» **TASK REQUIREMENTS**
Print the data exactly, leaving nothing out.

____ SOURCE MATERIAL

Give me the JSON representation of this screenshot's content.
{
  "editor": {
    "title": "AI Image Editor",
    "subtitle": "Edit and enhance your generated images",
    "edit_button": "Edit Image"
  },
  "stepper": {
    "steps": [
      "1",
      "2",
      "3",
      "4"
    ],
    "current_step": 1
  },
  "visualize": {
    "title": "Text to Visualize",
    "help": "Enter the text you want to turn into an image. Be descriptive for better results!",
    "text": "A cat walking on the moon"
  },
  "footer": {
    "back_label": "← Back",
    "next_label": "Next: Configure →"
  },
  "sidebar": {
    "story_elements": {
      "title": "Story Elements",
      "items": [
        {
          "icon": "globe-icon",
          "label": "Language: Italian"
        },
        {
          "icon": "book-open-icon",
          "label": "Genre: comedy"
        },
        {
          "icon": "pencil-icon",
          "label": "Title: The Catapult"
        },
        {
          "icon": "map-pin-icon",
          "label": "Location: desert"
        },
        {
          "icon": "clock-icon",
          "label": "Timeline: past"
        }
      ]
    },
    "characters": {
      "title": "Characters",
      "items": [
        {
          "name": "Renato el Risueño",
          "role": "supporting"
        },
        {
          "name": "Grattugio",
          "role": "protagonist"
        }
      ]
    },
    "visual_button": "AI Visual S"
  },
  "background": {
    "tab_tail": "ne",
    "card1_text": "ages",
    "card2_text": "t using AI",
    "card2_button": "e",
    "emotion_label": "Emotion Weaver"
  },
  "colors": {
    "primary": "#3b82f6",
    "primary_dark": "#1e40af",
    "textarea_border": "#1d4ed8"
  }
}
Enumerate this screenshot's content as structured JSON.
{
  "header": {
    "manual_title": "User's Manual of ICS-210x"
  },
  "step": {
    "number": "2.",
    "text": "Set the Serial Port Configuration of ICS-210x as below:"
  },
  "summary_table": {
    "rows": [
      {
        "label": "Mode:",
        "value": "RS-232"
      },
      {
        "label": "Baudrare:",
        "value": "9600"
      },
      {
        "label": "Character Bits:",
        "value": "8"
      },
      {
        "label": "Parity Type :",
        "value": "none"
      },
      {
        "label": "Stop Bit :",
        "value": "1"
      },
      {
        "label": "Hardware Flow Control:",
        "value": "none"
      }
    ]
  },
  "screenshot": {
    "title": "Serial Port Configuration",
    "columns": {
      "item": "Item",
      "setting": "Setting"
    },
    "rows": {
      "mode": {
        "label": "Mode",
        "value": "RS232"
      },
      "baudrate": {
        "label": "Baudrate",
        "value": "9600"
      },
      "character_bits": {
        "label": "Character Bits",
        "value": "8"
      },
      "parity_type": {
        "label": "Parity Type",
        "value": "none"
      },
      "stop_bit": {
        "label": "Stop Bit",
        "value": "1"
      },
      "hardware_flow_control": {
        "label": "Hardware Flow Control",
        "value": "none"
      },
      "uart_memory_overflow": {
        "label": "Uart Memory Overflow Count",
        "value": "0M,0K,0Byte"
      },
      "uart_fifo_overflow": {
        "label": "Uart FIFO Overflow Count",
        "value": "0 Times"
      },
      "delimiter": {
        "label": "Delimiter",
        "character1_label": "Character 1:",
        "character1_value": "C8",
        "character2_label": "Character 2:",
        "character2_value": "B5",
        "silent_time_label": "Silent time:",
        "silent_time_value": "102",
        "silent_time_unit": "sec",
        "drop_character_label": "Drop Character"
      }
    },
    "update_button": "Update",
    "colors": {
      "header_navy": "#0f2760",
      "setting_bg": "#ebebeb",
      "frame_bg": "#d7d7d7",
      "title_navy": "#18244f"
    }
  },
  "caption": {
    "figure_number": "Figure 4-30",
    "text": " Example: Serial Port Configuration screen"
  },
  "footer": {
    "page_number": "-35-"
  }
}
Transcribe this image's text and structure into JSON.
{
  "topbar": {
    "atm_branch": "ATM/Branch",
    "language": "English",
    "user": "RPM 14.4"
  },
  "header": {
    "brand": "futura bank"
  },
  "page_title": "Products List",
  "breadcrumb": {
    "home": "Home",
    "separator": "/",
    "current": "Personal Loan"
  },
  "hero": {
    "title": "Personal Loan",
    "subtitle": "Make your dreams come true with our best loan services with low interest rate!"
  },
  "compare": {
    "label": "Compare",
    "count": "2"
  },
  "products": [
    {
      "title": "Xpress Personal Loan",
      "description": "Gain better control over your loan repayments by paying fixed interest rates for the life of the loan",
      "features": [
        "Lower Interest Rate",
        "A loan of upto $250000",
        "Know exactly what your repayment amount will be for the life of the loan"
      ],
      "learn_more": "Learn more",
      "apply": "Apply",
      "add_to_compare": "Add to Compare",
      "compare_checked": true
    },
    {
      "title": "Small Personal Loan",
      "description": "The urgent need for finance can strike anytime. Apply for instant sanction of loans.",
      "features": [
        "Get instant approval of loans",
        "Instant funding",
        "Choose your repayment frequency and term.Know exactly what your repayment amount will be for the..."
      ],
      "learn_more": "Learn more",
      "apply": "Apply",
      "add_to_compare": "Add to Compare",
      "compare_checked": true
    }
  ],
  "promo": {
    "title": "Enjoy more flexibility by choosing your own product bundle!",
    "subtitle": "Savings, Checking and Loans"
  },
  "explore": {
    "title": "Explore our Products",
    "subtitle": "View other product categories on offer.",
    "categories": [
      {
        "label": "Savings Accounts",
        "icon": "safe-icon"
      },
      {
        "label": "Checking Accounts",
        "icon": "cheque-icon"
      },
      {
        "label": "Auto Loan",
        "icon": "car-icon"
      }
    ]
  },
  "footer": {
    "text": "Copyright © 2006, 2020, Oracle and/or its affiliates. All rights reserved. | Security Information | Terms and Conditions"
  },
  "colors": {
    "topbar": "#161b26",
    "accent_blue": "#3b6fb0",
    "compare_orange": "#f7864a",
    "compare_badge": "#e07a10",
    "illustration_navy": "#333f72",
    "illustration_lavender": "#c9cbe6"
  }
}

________

» **REPLY TO THE TASK**
Give me the JSON representation of this screenshot's content.
{
  "editor": {
    "title": "AI Image Editor",
    "subtitle": "Edit and enhance your generated images",
    "edit_button": "Edit Image"
  },
  "stepper": {
    "steps": [
      "1",
      "2",
      "3",
      "4"
    ],
    "current_step": 1
  },
  "visualize": {
    "title": "Text to Visualize",
    "help": "Enter the text you want to turn into an image. Be descriptive for better results!",
    "text": "A cat walking on the moon"
  },
  "footer": {
    "back_label": "← Back",
    "next_label": "Next: Configure →"
  },
  "sidebar": {
    "story_elements": {
      "title": "Story Elements",
      "items": [
        {
          "icon": "globe-icon",
          "label": "Language: Italian"
        },
        {
          "icon": "book-open-icon",
          "label": "Genre: comedy"
        },
        {
          "icon": "pencil-icon",
          "label": "Title: The Catapult"
        },
        {
          "icon": "map-pin-icon",
          "label": "Location: desert"
        },
        {
          "icon": "clock-icon",
          "label": "Timeline: past"
        }
      ]
    },
    "characters": {
      "title": "Characters",
      "items": [
        {
          "name": "Renato el Risueño",
          "role": "supporting"
        },
        {
          "name": "Grattugio",
          "role": "protagonist"
        }
      ]
    },
    "visual_button": "AI Visual S"
  },
  "background": {
    "tab_tail": "ne",
    "card1_text": "ages",
    "card2_text": "t using AI",
    "card2_button": "e",
    "emotion_label": "Emotion Weaver"
  },
  "colors": {
    "primary": "#3b82f6",
    "primary_dark": "#1e40af",
    "textarea_border": "#1d4ed8"
  }
}
Enumerate this screenshot's content as structured JSON.
{
  "header": {
    "manual_title": "User's Manual of ICS-210x"
  },
  "step": {
    "number": "2.",
    "text": "Set the Serial Port Configuration of ICS-210x as below:"
  },
  "summary_table": {
    "rows": [
      {
        "label": "Mode:",
        "value": "RS-232"
      },
      {
        "label": "Baudrare:",
        "value": "9600"
      },
      {
        "label": "Character Bits:",
        "value": "8"
      },
      {
        "label": "Parity Type :",
        "value": "none"
      },
      {
        "label": "Stop Bit :",
        "value": "1"
      },
      {
        "label": "Hardware Flow Control:",
        "value": "none"
      }
    ]
  },
  "screenshot": {
    "title": "Serial Port Configuration",
    "columns": {
      "item": "Item",
      "setting": "Setting"
    },
    "rows": {
      "mode": {
        "label": "Mode",
        "value": "RS232"
      },
      "baudrate": {
        "label": "Baudrate",
        "value": "9600"
      },
      "character_bits": {
        "label": "Character Bits",
        "value": "8"
      },
      "parity_type": {
        "label": "Parity Type",
        "value": "none"
      },
      "stop_bit": {
        "label": "Stop Bit",
        "value": "1"
      },
      "hardware_flow_control": {
        "label": "Hardware Flow Control",
        "value": "none"
      },
      "uart_memory_overflow": {
        "label": "Uart Memory Overflow Count",
        "value": "0M,0K,0Byte"
      },
      "uart_fifo_overflow": {
        "label": "Uart FIFO Overflow Count",
        "value": "0 Times"
      },
      "delimiter": {
        "label": "Delimiter",
        "character1_label": "Character 1:",
        "character1_value": "C8",
        "character2_label": "Character 2:",
        "character2_value": "B5",
        "silent_time_label": "Silent time:",
        "silent_time_value": "102",
        "silent_time_unit": "sec",
        "drop_character_label": "Drop Character"
      }
    },
    "update_button": "Update",
    "colors": {
      "header_navy": "#0f2760",
      "setting_bg": "#ebebeb",
      "frame_bg": "#d7d7d7",
      "title_navy": "#18244f"
    }
  },
  "caption": {
    "figure_number": "Figure 4-30",
    "text": " Example: Serial Port Configuration screen"
  },
  "footer": {
    "page_number": "-35-"
  }
}
Transcribe this image's text and structure into JSON.
{
  "topbar": {
    "atm_branch": "ATM/Branch",
    "language": "English",
    "user": "RPM 14.4"
  },
  "header": {
    "brand": "futura bank"
  },
  "page_title": "Products List",
  "breadcrumb": {
    "home": "Home",
    "separator": "/",
    "current": "Personal Loan"
  },
  "hero": {
    "title": "Personal Loan",
    "subtitle": "Make your dreams come true with our best loan services with low interest rate!"
  },
  "compare": {
    "label": "Compare",
    "count": "2"
  },
  "products": [
    {
      "title": "Xpress Personal Loan",
      "description": "Gain better control over your loan repayments by paying fixed interest rates for the life of the loan",
      "features": [
        "Lower Interest Rate",
        "A loan of upto $250000",
        "Know exactly what your repayment amount will be for the life of the loan"
      ],
      "learn_more": "Learn more",
      "apply": "Apply",
      "add_to_compare": "Add to Compare",
      "compare_checked": true
    },
    {
      "title": "Small Personal Loan",
      "description": "The urgent need for finance can strike anytime. Apply for instant sanction of loans.",
      "features": [
        "Get instant approval of loans",
        "Instant funding",
        "Choose your repayment frequency and term.Know exactly what your repayment amount will be for the..."
      ],
      "learn_more": "Learn more",
      "apply": "Apply",
      "add_to_compare": "Add to Compare",
      "compare_checked": true
    }
  ],
  "promo": {
    "title": "Enjoy more flexibility by choosing your own product bundle!",
    "subtitle": "Savings, Checking and Loans"
  },
  "explore": {
    "title": "Explore our Products",
    "subtitle": "View other product categories on offer.",
    "categories": [
      {
        "label": "Savings Accounts",
        "icon": "safe-icon"
      },
      {
        "label": "Checking Accounts",
        "icon": "cheque-icon"
      },
      {
        "label": "Auto Loan",
        "icon": "car-icon"
      }
    ]
  },
  "footer": {
    "text": "Copyright © 2006, 2020, Oracle and/or its affiliates. All rights reserved. | Security Information | Terms and Conditions"
  },
  "colors": {
    "topbar": "#161b26",
    "accent_blue": "#3b6fb0",
    "compare_orange": "#f7864a",
    "compare_badge": "#e07a10",
    "illustration_navy": "#333f72",
    "illustration_lavender": "#c9cbe6"
  }
}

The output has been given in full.